Given all of this praise, finding a satisfactory replacement for Linda Wells will no doubt be a challenging task. A Dean Search Advisory Committee was formed last fall to recommend to President Brown a suitable candidate for the College of General Studies Deanship. The committee has “examined the vitae of a dozen applicants,” and committee head James Shanahan, Associate Dean and Professor at the College of Communication, says that “the search committee has selected a group of four candidates to visit campus soon.” The committee hopes to name the successor by July 1.
“I just wish the best for the person,” says Wells. “I really hope that the next dean will be able to preserve the best of what we have here–around camaraderie, collegiality, shared decision-making…. But I also hope the person has some new ideas.”
“I really think that in the 21st century, the next dean is going to need to think really creatively about what does it means to offer a university education,” she adds.
Though she’s stepping down, Wells isn’t leaving BU. Following a year-long sabbatical, in which she will ease out of the Deanship’s rapid pace by spending time with family and friends, concentrating on her research interests, and (of course) reading, Wells will return to BU in a yet-unnamed role at the Center for Career Development. In this role, Wells will combine her research interest in “the world of work,” her deep network of connections, and personal wisdom to mentor primarily undergrads but also alumni in career-related areas. In fact, Wells doesn’t even view her departure from the Deanship as stepping down. She thinks of it as “moving from one room to another room.”

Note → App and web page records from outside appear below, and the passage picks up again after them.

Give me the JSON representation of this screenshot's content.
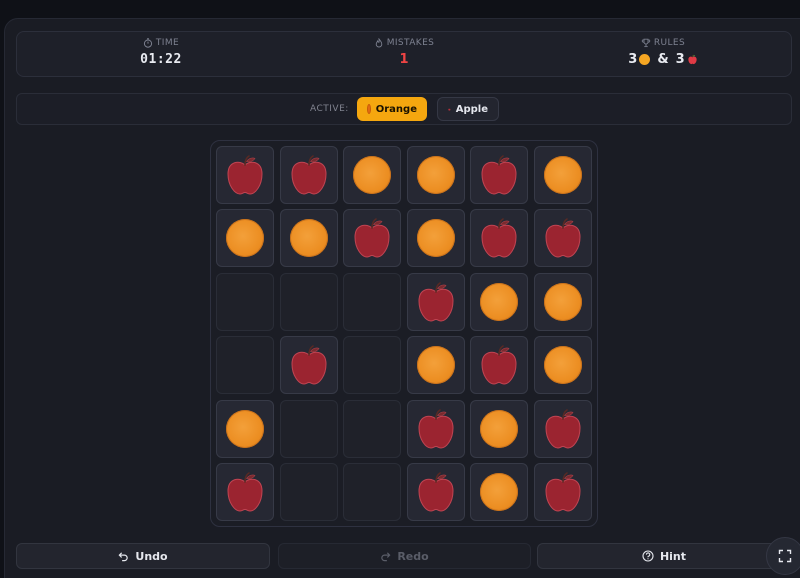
{
  "stats": {
    "time_label": "TIME",
    "time_value": "01:22",
    "mistakes_label": "MISTAKES",
    "mistakes_value": "1",
    "rules_label": "RULES",
    "rules_orange_count": "3",
    "rules_amp": "&",
    "rules_apple_count": "3"
  },
  "active": {
    "label": "ACTIVE:",
    "options": [
      {
        "label": "Orange",
        "selected": true
      },
      {
        "label": "Apple",
        "selected": false
      }
    ]
  },
  "board": {
    "rows": 6,
    "cols": 6,
    "cells": [
      [
        "apple",
        "apple",
        "orange",
        "orange",
        "apple",
        "orange"
      ],
      [
        "orange",
        "orange",
        "apple",
        "orange",
        "apple",
        "apple"
      ],
      [
        "",
        "",
        "",
        "apple",
        "orange",
        "orange"
      ],
      [
        "",
        "apple",
        "",
        "orange",
        "apple",
        "orange"
      ],
      [
        "orange",
        "",
        "",
        "apple",
        "orange",
        "apple"
      ],
      [
        "apple",
        "",
        "",
        "apple",
        "orange",
        "apple"
      ]
    ],
    "prefilled": [
      [
        true,
        true,
        true,
        true,
        true,
        true
      ],
      [
        true,
        true,
        false,
        false,
        false,
        true
      ],
      [
        false,
        false,
        false,
        true,
        false,
        false
      ],
      [
        false,
        true,
        false,
        false,
        false,
        false
      ],
      [
        false,
        false,
        false,
        true,
        false,
        false
      ],
      [
        true,
        false,
        false,
        true,
        false,
        true
      ]
    ]
  },
  "controls": {
    "undo_label": "Undo",
    "redo_label": "Redo",
    "hint_label": "Hint"
  },
  "colors": {
    "orange": "#ec8e22",
    "apple": "#9b2430",
    "accent": "#f5a70f",
    "mistake": "#ef4444"
  },
  "icons": {
    "time": "stopwatch-icon",
    "mistakes": "flame-icon",
    "rules": "trophy-icon",
    "undo": "undo-arrow-icon",
    "redo": "redo-arrow-icon",
    "hint": "question-circle-icon",
    "fullscreen": "fullscreen-icon"
  }
}
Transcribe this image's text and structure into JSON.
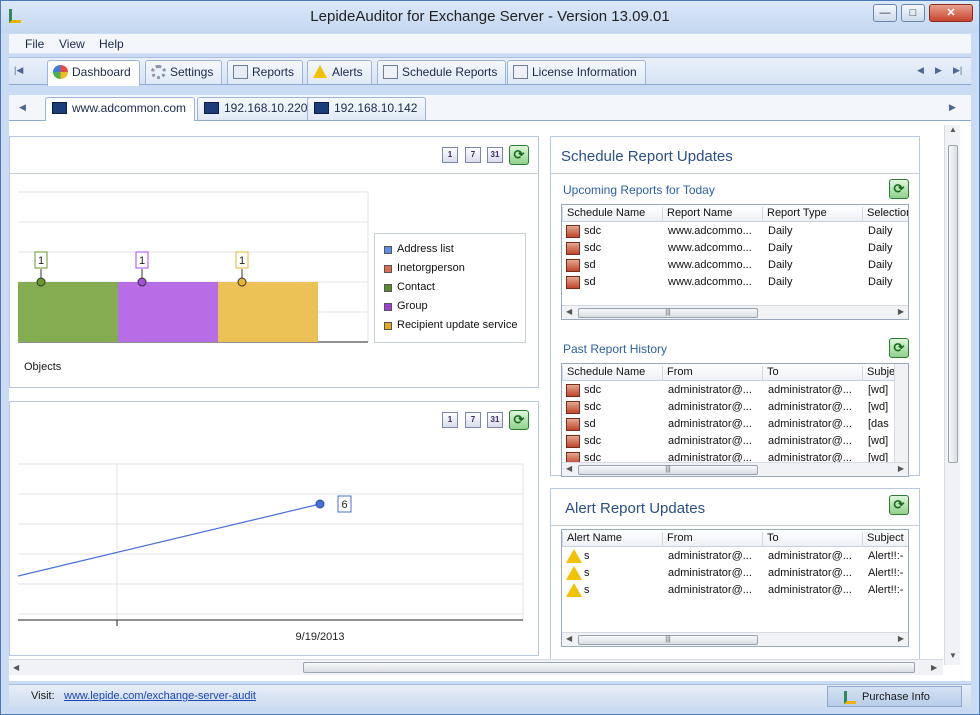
{
  "window": {
    "title": "LepideAuditor for Exchange Server - Version 13.09.01"
  },
  "menu": [
    "File",
    "View",
    "Help"
  ],
  "main_tabs": [
    {
      "label": "Dashboard",
      "icon": "dashboard-icon",
      "active": true
    },
    {
      "label": "Settings",
      "icon": "gear-icon"
    },
    {
      "label": "Reports",
      "icon": "report-icon"
    },
    {
      "label": "Alerts",
      "icon": "warning-icon"
    },
    {
      "label": "Schedule Reports",
      "icon": "schedule-icon"
    },
    {
      "label": "License Information",
      "icon": "license-icon"
    }
  ],
  "server_tabs": [
    {
      "label": "www.adcommon.com",
      "active": true
    },
    {
      "label": "192.168.10.220"
    },
    {
      "label": "192.168.10.142"
    }
  ],
  "calendar_buttons": [
    "1",
    "7",
    "31"
  ],
  "bar_panel": {
    "xlabel": "Objects",
    "chart_data": {
      "type": "bar",
      "categories": [
        "Contact",
        "Group",
        "Recipient update service"
      ],
      "values": [
        1,
        1,
        1
      ],
      "colors": [
        "#6a9a2a",
        "#a64de0",
        "#e8b430"
      ],
      "legend": [
        "Address list",
        "Inetorgperson",
        "Contact",
        "Group",
        "Recipient update service"
      ],
      "legend_colors": [
        "#5b8ee8",
        "#e06b4e",
        "#5b8a2a",
        "#9b3fd6",
        "#e6a820"
      ],
      "legend_position": "right",
      "grid": true
    }
  },
  "line_panel": {
    "chart_data": {
      "type": "line",
      "x": [
        "9/19/2013"
      ],
      "values": [
        6
      ],
      "color": "#4a6fd6",
      "grid": true
    }
  },
  "schedule": {
    "title": "Schedule Report Updates",
    "upcoming": {
      "title": "Upcoming Reports for Today",
      "columns": [
        "Schedule Name",
        "Report Name",
        "Report Type",
        "Selection"
      ],
      "rows": [
        [
          "sdc",
          "www.adcommo...",
          "Daily",
          "Daily"
        ],
        [
          "sdc",
          "www.adcommo...",
          "Daily",
          "Daily"
        ],
        [
          "sd",
          "www.adcommo...",
          "Daily",
          "Daily"
        ],
        [
          "sd",
          "www.adcommo...",
          "Daily",
          "Daily"
        ]
      ]
    },
    "past": {
      "title": "Past Report History",
      "columns": [
        "Schedule Name",
        "From",
        "To",
        "Subje"
      ],
      "rows": [
        [
          "sdc",
          "administrator@...",
          "administrator@...",
          "[wd]"
        ],
        [
          "sdc",
          "administrator@...",
          "administrator@...",
          "[wd]"
        ],
        [
          "sd",
          "administrator@...",
          "administrator@...",
          "[das"
        ],
        [
          "sdc",
          "administrator@...",
          "administrator@...",
          "[wd]"
        ],
        [
          "sdc",
          "administrator@...",
          "administrator@...",
          "[wd]"
        ]
      ]
    }
  },
  "alerts": {
    "title": "Alert Report Updates",
    "columns": [
      "Alert Name",
      "From",
      "To",
      "Subject"
    ],
    "rows": [
      [
        "s",
        "administrator@...",
        "administrator@...",
        "Alert!!:-"
      ],
      [
        "s",
        "administrator@...",
        "administrator@...",
        "Alert!!:-"
      ],
      [
        "s",
        "administrator@...",
        "administrator@...",
        "Alert!!:-"
      ]
    ]
  },
  "status": {
    "visit_label": "Visit:",
    "link": "www.lepide.com/exchange-server-audit",
    "purchase": "Purchase Info"
  }
}
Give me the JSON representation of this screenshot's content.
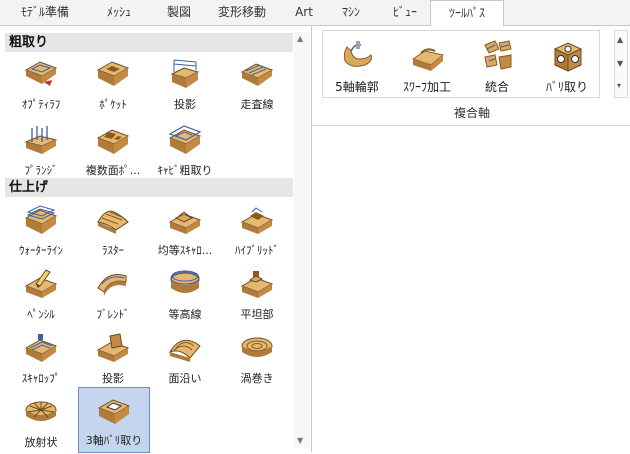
{
  "tabs": [
    {
      "label": "ﾓﾃﾞﾙ準備"
    },
    {
      "label": "ﾒｯｼｭ"
    },
    {
      "label": "製図"
    },
    {
      "label": "変形移動"
    },
    {
      "label": "Art"
    },
    {
      "label": "ﾏｼﾝ"
    },
    {
      "label": "ﾋﾞｭｰ"
    },
    {
      "label": "ﾂｰﾙﾊﾟｽ"
    }
  ],
  "active_tab": "ﾂｰﾙﾊﾟｽ",
  "ribbon": {
    "buttons": [
      {
        "label": "5軸輪郭",
        "icon": "5axis-contour-icon"
      },
      {
        "label": "ｽﾜｰﾌ加工",
        "icon": "swarf-machining-icon"
      },
      {
        "label": "統合",
        "icon": "merge-icon"
      },
      {
        "label": "ﾊﾞﾘ取り",
        "icon": "deburr-icon"
      }
    ],
    "group_label": "複合軸"
  },
  "gallery": {
    "sections": [
      {
        "title": "粗取り",
        "items": [
          {
            "label": "ｵﾌﾟﾃｨﾗﾌ",
            "icon": "optirough-icon"
          },
          {
            "label": "ﾎﾟｹｯﾄ",
            "icon": "pocket-icon"
          },
          {
            "label": "投影",
            "icon": "projection-icon"
          },
          {
            "label": "走査線",
            "icon": "scan-line-icon"
          },
          {
            "label": "ﾌﾟﾗﾝｼﾞ",
            "icon": "plunge-icon"
          },
          {
            "label": "複数面ﾎﾟ...",
            "icon": "multi-surface-pocket-icon"
          },
          {
            "label": "ｷｬﾋﾞ粗取り",
            "icon": "cavity-rough-icon"
          }
        ]
      },
      {
        "title": "仕上げ",
        "items": [
          {
            "label": "ｳｫｰﾀｰﾗｲﾝ",
            "icon": "waterline-icon"
          },
          {
            "label": "ﾗｽﾀｰ",
            "icon": "raster-icon"
          },
          {
            "label": "均等ｽｷｬﾛ...",
            "icon": "equal-scallop-icon"
          },
          {
            "label": "ﾊｲﾌﾞﾘｯﾄﾞ",
            "icon": "hybrid-icon"
          },
          {
            "label": "ﾍﾟﾝｼﾙ",
            "icon": "pencil-icon"
          },
          {
            "label": "ﾌﾞﾚﾝﾄﾞ",
            "icon": "blend-icon"
          },
          {
            "label": "等高線",
            "icon": "contour-line-icon"
          },
          {
            "label": "平坦部",
            "icon": "flat-area-icon"
          },
          {
            "label": "ｽｷｬﾛｯﾌﾟ",
            "icon": "scallop-icon"
          },
          {
            "label": "投影",
            "icon": "projection-finish-icon"
          },
          {
            "label": "面沿い",
            "icon": "along-surface-icon"
          },
          {
            "label": "渦巻き",
            "icon": "spiral-icon"
          },
          {
            "label": "放射状",
            "icon": "radial-icon"
          },
          {
            "label": "3軸ﾊﾞﾘ取り",
            "icon": "3axis-deburr-icon"
          }
        ]
      }
    ],
    "selected_item": "3軸ﾊﾞﾘ取り"
  },
  "colors": {
    "selection_fill": "#c4d6ef",
    "selection_border": "#6e8fbf",
    "icon_wood": "#d9a95e",
    "icon_wood_dark": "#a97434",
    "toolpath_line": "#3a5fa8",
    "accent_red": "#d22b2b"
  }
}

When asked to select an object in her office that she believes best represents her, Wells instantly chooses a rustic schoolmarm’s bell that sits atop some antique books. Resonating with the items’ affiliations with education (in addition to their aged nature, she added), she expresses how teaching and reading have always been aspects of her life. I find the choice of items quite fitting, but for another reason. Whether it is as the professor who kindly left students with some advice in their last semesters, or a colleague who showed a new faculty member the ropes in their first couple weeks, or a boss who saw something in someone that no one else did, the many impressions Linda Wells has made on CGS and the Boston University community ring like a brass bell in numerous individuals, and they will last like classic stories.